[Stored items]
-=-=-

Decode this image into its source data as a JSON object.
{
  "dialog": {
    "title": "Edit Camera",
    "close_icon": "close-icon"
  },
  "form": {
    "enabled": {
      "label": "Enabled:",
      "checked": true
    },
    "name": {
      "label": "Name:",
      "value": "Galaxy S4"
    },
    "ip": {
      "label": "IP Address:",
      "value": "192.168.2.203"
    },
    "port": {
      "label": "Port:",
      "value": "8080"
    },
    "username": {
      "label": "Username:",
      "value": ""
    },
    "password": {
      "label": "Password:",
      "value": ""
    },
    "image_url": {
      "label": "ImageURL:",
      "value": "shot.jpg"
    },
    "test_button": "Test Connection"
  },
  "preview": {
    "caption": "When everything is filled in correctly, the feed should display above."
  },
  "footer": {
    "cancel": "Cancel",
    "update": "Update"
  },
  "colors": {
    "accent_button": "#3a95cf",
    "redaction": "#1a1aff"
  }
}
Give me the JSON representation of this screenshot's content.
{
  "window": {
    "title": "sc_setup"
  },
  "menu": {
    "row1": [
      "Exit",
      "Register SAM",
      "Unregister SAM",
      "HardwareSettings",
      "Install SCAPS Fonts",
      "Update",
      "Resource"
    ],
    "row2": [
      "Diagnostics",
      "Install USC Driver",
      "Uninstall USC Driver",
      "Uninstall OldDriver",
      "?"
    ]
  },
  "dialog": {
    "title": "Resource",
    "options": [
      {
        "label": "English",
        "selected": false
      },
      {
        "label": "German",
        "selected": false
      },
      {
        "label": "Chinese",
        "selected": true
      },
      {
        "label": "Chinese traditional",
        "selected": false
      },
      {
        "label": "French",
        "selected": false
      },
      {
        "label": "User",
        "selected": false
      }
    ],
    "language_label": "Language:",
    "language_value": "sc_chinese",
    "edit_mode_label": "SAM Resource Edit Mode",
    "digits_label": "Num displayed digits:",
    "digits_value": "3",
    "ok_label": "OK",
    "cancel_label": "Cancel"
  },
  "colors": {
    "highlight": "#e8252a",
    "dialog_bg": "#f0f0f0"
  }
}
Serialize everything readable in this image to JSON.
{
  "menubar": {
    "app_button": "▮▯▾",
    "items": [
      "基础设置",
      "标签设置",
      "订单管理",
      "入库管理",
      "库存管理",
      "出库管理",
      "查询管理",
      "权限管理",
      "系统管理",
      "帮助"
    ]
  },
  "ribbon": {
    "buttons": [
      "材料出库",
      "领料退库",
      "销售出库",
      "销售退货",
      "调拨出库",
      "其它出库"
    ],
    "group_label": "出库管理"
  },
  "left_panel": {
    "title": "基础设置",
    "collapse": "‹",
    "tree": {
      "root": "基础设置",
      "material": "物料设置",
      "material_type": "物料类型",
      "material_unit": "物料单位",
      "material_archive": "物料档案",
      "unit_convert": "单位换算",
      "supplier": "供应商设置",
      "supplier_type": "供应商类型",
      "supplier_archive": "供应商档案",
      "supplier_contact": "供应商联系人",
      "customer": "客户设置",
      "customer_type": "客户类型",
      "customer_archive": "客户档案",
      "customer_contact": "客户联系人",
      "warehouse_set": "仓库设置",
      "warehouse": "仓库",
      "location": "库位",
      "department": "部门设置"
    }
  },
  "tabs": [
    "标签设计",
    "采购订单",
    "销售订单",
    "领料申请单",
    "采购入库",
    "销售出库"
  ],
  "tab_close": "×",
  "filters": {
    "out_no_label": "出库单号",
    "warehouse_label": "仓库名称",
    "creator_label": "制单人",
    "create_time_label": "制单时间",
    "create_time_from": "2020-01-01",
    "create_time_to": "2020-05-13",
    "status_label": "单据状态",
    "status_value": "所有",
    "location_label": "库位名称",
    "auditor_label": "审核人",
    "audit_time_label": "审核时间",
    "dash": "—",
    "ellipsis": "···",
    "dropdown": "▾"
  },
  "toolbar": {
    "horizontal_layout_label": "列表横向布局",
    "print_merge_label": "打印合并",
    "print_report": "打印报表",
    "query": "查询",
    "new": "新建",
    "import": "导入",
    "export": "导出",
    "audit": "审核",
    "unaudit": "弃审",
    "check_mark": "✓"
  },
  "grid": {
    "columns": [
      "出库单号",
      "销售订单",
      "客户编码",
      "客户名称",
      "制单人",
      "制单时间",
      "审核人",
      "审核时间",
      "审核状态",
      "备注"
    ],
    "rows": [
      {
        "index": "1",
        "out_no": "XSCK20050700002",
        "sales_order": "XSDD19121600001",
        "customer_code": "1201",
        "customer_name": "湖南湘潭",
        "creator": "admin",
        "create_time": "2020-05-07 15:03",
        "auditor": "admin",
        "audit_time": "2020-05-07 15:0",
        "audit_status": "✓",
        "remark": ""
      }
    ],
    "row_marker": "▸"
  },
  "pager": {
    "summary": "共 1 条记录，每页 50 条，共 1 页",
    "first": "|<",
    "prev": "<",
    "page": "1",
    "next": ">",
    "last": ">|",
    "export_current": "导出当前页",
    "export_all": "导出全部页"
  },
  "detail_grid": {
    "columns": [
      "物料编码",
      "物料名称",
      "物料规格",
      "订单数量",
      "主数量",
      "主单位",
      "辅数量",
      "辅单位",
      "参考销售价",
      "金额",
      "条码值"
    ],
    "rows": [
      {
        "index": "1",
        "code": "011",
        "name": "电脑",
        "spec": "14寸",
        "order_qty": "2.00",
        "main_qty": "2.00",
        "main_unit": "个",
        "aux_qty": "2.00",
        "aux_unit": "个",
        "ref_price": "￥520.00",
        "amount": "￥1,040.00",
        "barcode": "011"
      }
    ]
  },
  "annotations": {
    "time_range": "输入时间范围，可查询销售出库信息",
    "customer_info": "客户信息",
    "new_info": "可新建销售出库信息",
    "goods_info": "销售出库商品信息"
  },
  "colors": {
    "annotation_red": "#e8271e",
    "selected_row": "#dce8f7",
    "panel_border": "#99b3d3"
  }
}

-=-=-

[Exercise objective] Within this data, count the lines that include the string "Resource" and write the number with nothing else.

[Reply] 3